Chocolate Cravings

David Neal, Ph.D, the founding partner of Empirica Research and a psychologist who researched and co-authored a new, revealing study about people who eat during times of stress, presented his findings in Chicago at the 2013 Institute of Food Technologists Annual Meeting & Expo.

Neal’s findings contradict conventional beliefs about the types of foods people eat when stressed and the way people eat when they are stressed. Previously, it was believed that people who are stressed out opted for high-calorie, low-nutrient types of comfort foods. However, findings indicate that this is not the case at all. Previous beliefs indicated cravings dictated the way people ate when stressed out.

According to Neal’s study, however, “people default to what their habits are under stress, whether healthy or not.” The findings indicated that habits don’t change in high-pressure situations. And habits are cued by context, automated actions, time pressure and low self-control. They cause us to disregard rational and motivational drivers and take up approximately 45 percent of our daily lives.

Stress

Stress

This means that stress eating is not controlled by cravings, but rather by habit. We go into automatic pilot mode and fall prey to behaviors that we perform without intention or awareness. One is tempted to go out on a limb here and imagine similar findings with the way stress controls other behaviors we exhibit, not only those related to food. But for the sake of this post, lets get back to the implications for stressful eating behaviors.

Cravings tend to indicate some type of physiological basis, something that happens to us as opposed to something we have much say over. Habit, although often times quite strong and influential, is something we have developed and something that can, with determination and commitment, we can change and combat.

So, hopefully, these findings will provide many stress eaters with a bit of hope as they realize they have more of a say over their food choices than they believed they had, even when they are eating out of stress.

Eating Too Much

Eating Too Much

What screams out at me is that if we undertake efforts to practice mindfulness and learn how to over-ride behaviors that are performed out of habit; we can regain the element of choice that we have lost. We can practice being present and in the moment so we can opt for foods that are more nutritional and lower in empty calories. We can reach for a healthful snack that is high in satisfying protein rather than empty carbohydrates that pack on unwanted weight and still leave us wanting more.

So, not only does David Neals’ new study help empower us by reminding us of our choices and options, but it also validates what many of us have already experienced in our own efforts in achieving a healthier, lower weight.

By decreasing poor food choices from our environment, so we can’t reach for them as often at times of stress, we can help ourselves develop healthier habits that won’t sabotage our weight-loss efforts when stress overtakes us.

ABOUT ME

I’m a licensed clinical social worker and have worked extensively as a counselor with children, adolescents, couples and families.
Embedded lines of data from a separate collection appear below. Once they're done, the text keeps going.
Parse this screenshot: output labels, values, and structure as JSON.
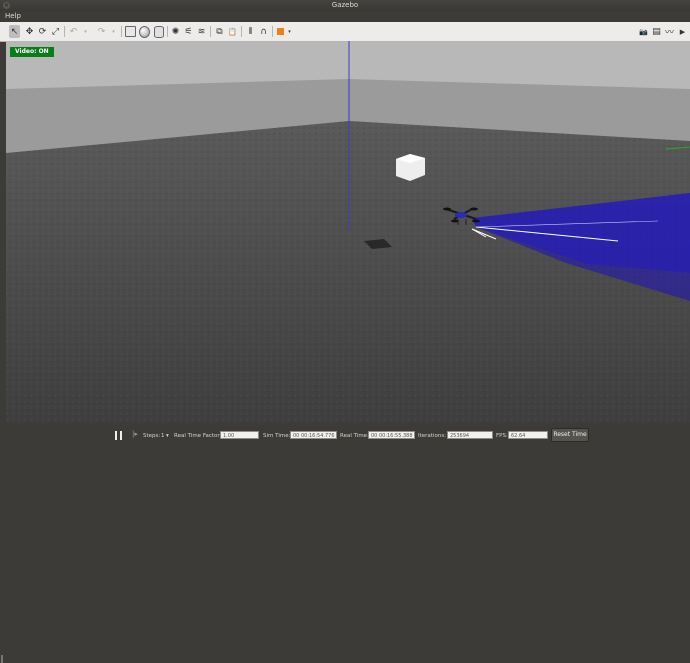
{
  "window": {
    "title": "Gazebo",
    "close_glyph": "×"
  },
  "menu": {
    "items": [
      "Help"
    ]
  },
  "toolbar": {
    "left_tools": [
      {
        "icon": "select-arrow-icon",
        "glyph": "↖"
      },
      {
        "icon": "translate-icon",
        "glyph": "✥"
      },
      {
        "icon": "rotate-icon",
        "glyph": "⟳"
      },
      {
        "icon": "scale-icon",
        "glyph": "⤢"
      },
      {
        "icon": "undo-icon",
        "glyph": "↶"
      },
      {
        "icon": "redo-icon",
        "glyph": "↷"
      },
      {
        "icon": "box-shape-icon",
        "glyph": ""
      },
      {
        "icon": "sphere-shape-icon",
        "glyph": ""
      },
      {
        "icon": "cylinder-shape-icon",
        "glyph": ""
      },
      {
        "icon": "point-light-icon",
        "glyph": "✺"
      },
      {
        "icon": "spot-light-icon",
        "glyph": "⚟"
      },
      {
        "icon": "directional-light-icon",
        "glyph": "≋"
      },
      {
        "icon": "copy-icon",
        "glyph": "⧉"
      },
      {
        "icon": "paste-icon",
        "glyph": "📋"
      },
      {
        "icon": "align-icon",
        "glyph": "⫴"
      },
      {
        "icon": "snap-icon",
        "glyph": "∩"
      },
      {
        "icon": "change-view-icon",
        "glyph": ""
      }
    ],
    "right_tools": [
      {
        "icon": "screenshot-camera-icon",
        "glyph": "📷"
      },
      {
        "icon": "log-icon",
        "glyph": "▤"
      },
      {
        "icon": "plot-icon",
        "glyph": "〰"
      },
      {
        "icon": "video-record-icon",
        "glyph": "▶"
      }
    ]
  },
  "viewport": {
    "video_badge": "Video: ON",
    "colors": {
      "sky": "#a7a7a7",
      "ground": "#4a4a4a",
      "laser": "#1e14c8",
      "z_axis": "#3a3ad0",
      "y_axis": "#2ea62e",
      "drone": "#2a2a2a"
    }
  },
  "status": {
    "steps_label": "Steps:",
    "steps_value": "1",
    "real_time_factor_label": "Real Time Factor:",
    "real_time_factor_value": "1.00",
    "sim_time_label": "Sim Time:",
    "sim_time_value": "00 00:16:54.776",
    "real_time_label": "Real Time:",
    "real_time_value": "00 00:16:55.388",
    "iterations_label": "Iterations:",
    "iterations_value": "253694",
    "fps_label": "FPS:",
    "fps_value": "62.64",
    "reset_label": "Reset Time"
  }
}
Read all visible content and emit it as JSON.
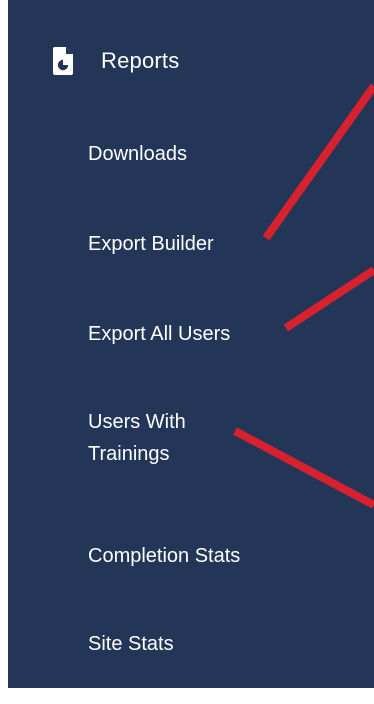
{
  "sidebar": {
    "section": {
      "title": "Reports",
      "icon": "report-document-icon"
    },
    "items": [
      {
        "label": "Downloads"
      },
      {
        "label": "Export Builder"
      },
      {
        "label": "Export All Users"
      },
      {
        "label": "Users With Trainings"
      },
      {
        "label": "Completion Stats"
      },
      {
        "label": "Site Stats"
      }
    ]
  },
  "colors": {
    "sidebar_background": "#233658",
    "text": "#ffffff",
    "annotation_lines": "#d7212f"
  }
}
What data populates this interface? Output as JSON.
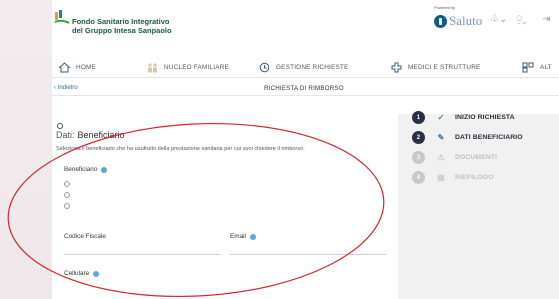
{
  "brand": {
    "line1": "Fondo Sanitario Integrativo",
    "line2": "del Gruppo Intesa Sanpaolo",
    "powered_by": "Powered by",
    "partner_name": "Saluto"
  },
  "nav": {
    "items": [
      {
        "label": "HOME",
        "icon": "house-icon"
      },
      {
        "label": "NUCLEO FAMILIARE",
        "icon": "family-icon"
      },
      {
        "label": "GESTIONE RICHIESTE",
        "icon": "requests-icon"
      },
      {
        "label": "MEDICI E STRUTTURE",
        "icon": "hospital-icon"
      },
      {
        "label": "ALT",
        "icon": "grid-icon"
      }
    ]
  },
  "breadcrumb": {
    "back": "‹ Indietro",
    "title": "RICHIESTA DI RIMBORSO"
  },
  "form": {
    "title_prefix": "Dati:",
    "title": "Beneficiario",
    "subtitle": "Seleziona il beneficiario che ha usufruito della prestazione sanitaria per cui vuoi chiedere il rimborso.",
    "beneficiary_label": "Beneficiario",
    "fiscal_code_label": "Codice Fiscale",
    "email_label": "Email",
    "mobile_label": "Cellulare"
  },
  "steps": [
    {
      "num": "1",
      "label": "INIZIO RICHIESTA",
      "mark": "✓",
      "state": "active"
    },
    {
      "num": "2",
      "label": "DATI BENEFICIARIO",
      "mark": "✎",
      "state": "active"
    },
    {
      "num": "3",
      "label": "DOCUMENTI",
      "mark": "⚠",
      "state": "inactive"
    },
    {
      "num": "4",
      "label": "RIEPILOGO",
      "mark": "▤",
      "state": "inactive"
    }
  ],
  "colors": {
    "accent": "#2a2f45",
    "link": "#2a6f8e",
    "info": "#5ea6d6",
    "annotation": "#d9242b"
  }
}
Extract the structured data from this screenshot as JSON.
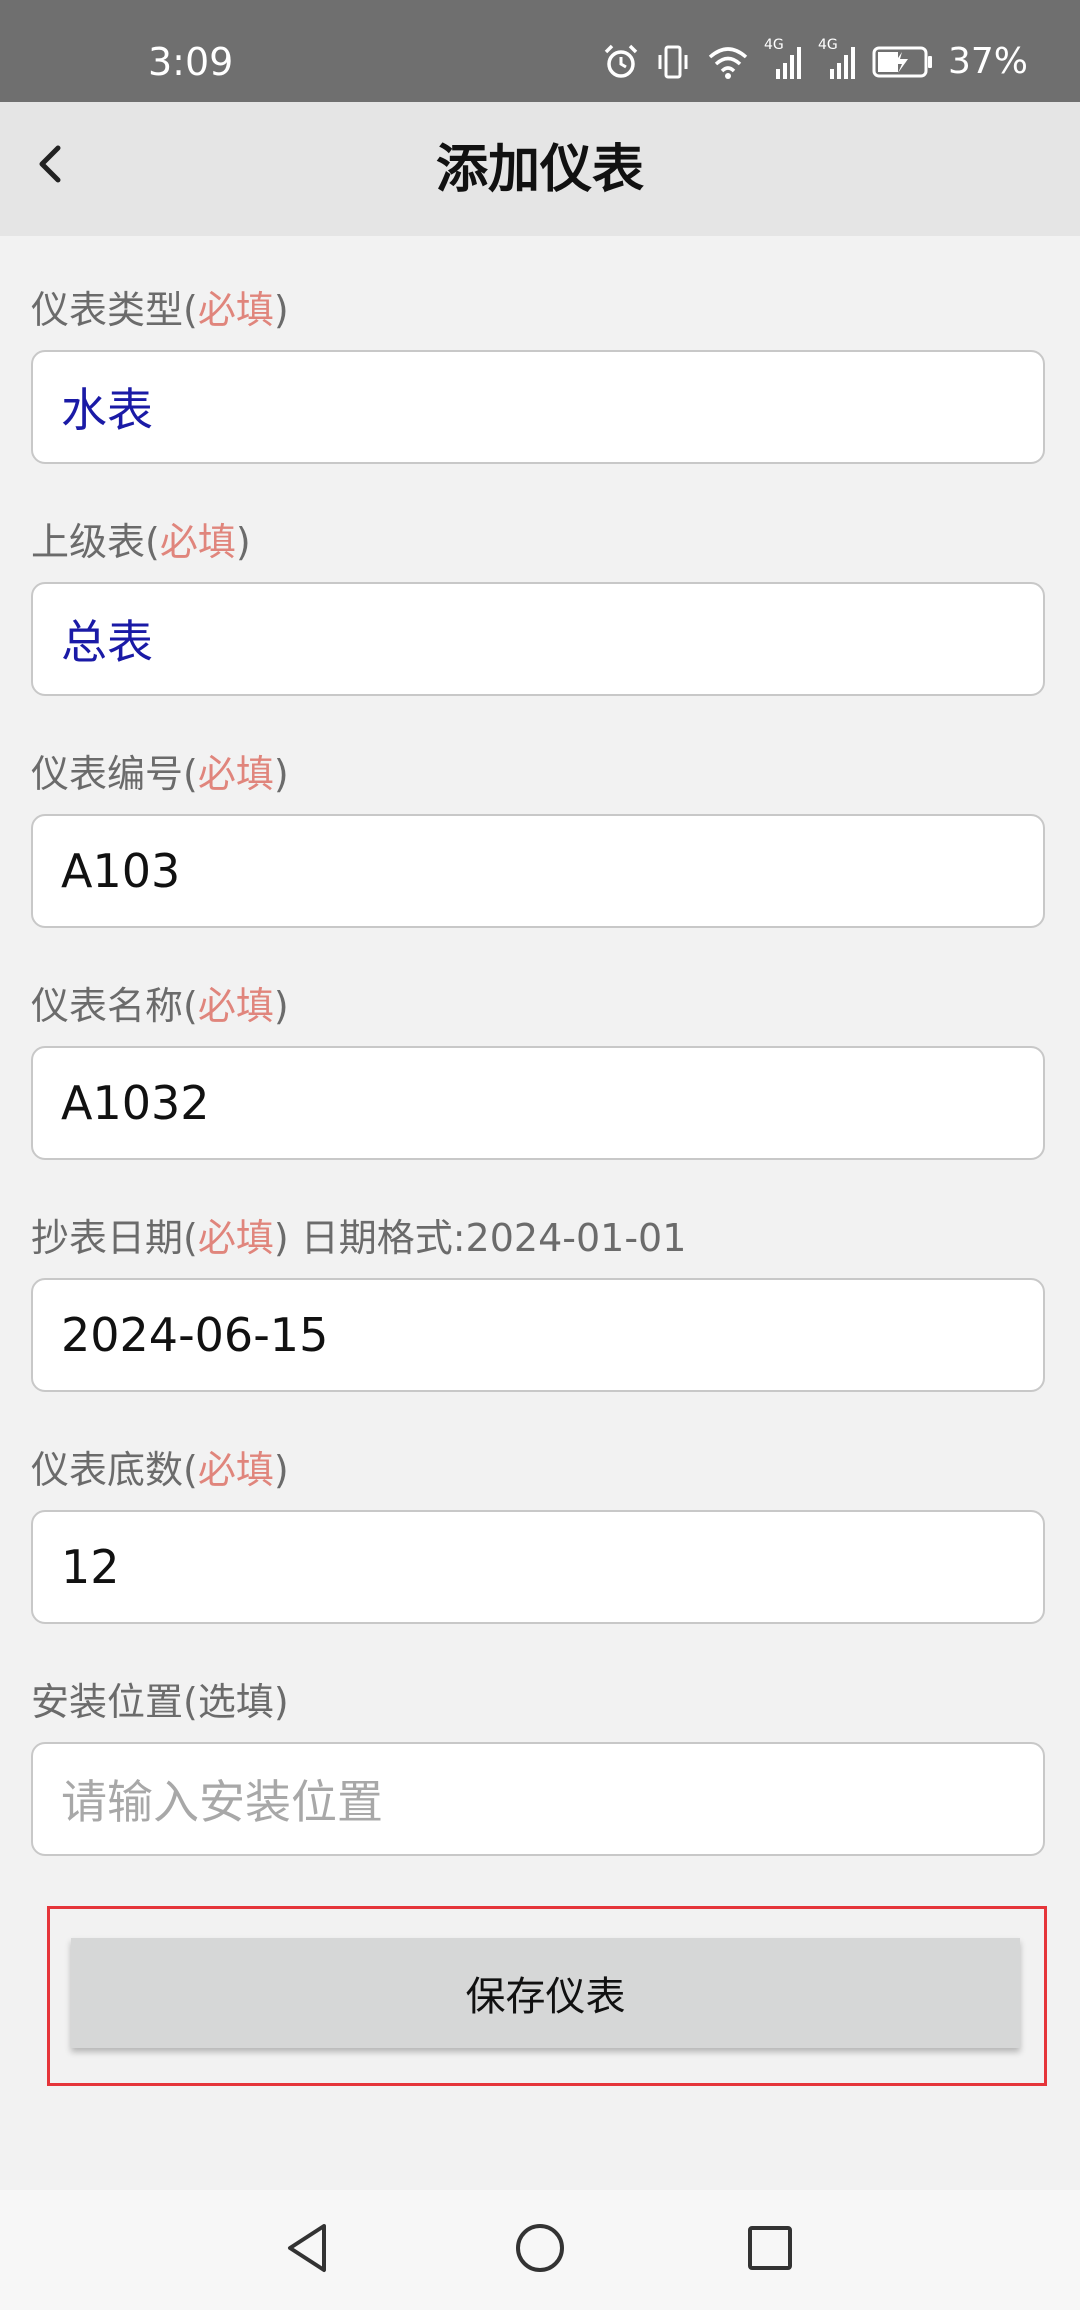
{
  "status_bar": {
    "time": "3:09",
    "battery": "37%",
    "icons": [
      "alarm-icon",
      "vibrate-icon",
      "wifi-icon",
      "signal-4g-icon",
      "signal-4g-icon",
      "battery-charging-icon"
    ],
    "signal_labels": [
      "4G",
      "4G"
    ]
  },
  "header": {
    "title": "添加仪表",
    "back_icon": "chevron-left-icon"
  },
  "form": {
    "fields": [
      {
        "label_main": "仪表类型(",
        "label_req": "必填",
        "label_end": ")",
        "label_extra": "",
        "value": "水表"
      },
      {
        "label_main": "上级表(",
        "label_req": "必填",
        "label_end": ")",
        "label_extra": "",
        "value": "总表"
      },
      {
        "label_main": "仪表编号(",
        "label_req": "必填",
        "label_end": ")",
        "label_extra": "",
        "value": "A103"
      },
      {
        "label_main": "仪表名称(",
        "label_req": "必填",
        "label_end": ")",
        "label_extra": "",
        "value": "A1032"
      },
      {
        "label_main": "抄表日期(",
        "label_req": "必填",
        "label_end": ")",
        "label_extra": " 日期格式:2024-01-01",
        "value": "2024-06-15"
      },
      {
        "label_main": "仪表底数(",
        "label_req": "必填",
        "label_end": ")",
        "label_extra": "",
        "value": "12"
      },
      {
        "label_main": "安装位置(选填)",
        "label_req": "",
        "label_end": "",
        "label_extra": "",
        "value": "",
        "placeholder": "请输入安装位置"
      }
    ]
  },
  "save_button": {
    "label": "保存仪表"
  },
  "nav_bar": {
    "icons": [
      "back-triangle-icon",
      "home-circle-icon",
      "recents-square-icon"
    ]
  },
  "colors": {
    "status_bar_bg": "#6f6f6f",
    "app_bar_bg": "#e5e5e5",
    "page_bg": "#f2f2f2",
    "required_text": "#e0857c",
    "picker_value_text": "#1a1aa6",
    "highlight_border": "#e5353a",
    "button_bg": "#d6d7d7"
  }
}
I combine professional experience in the mental health field along with my love of writing to provide insight into real-life experiences and relationships. I hope my down-to-earth approach to living a happier, more meaningful life is easy to understand and just as easy to start implementing right away for positive results!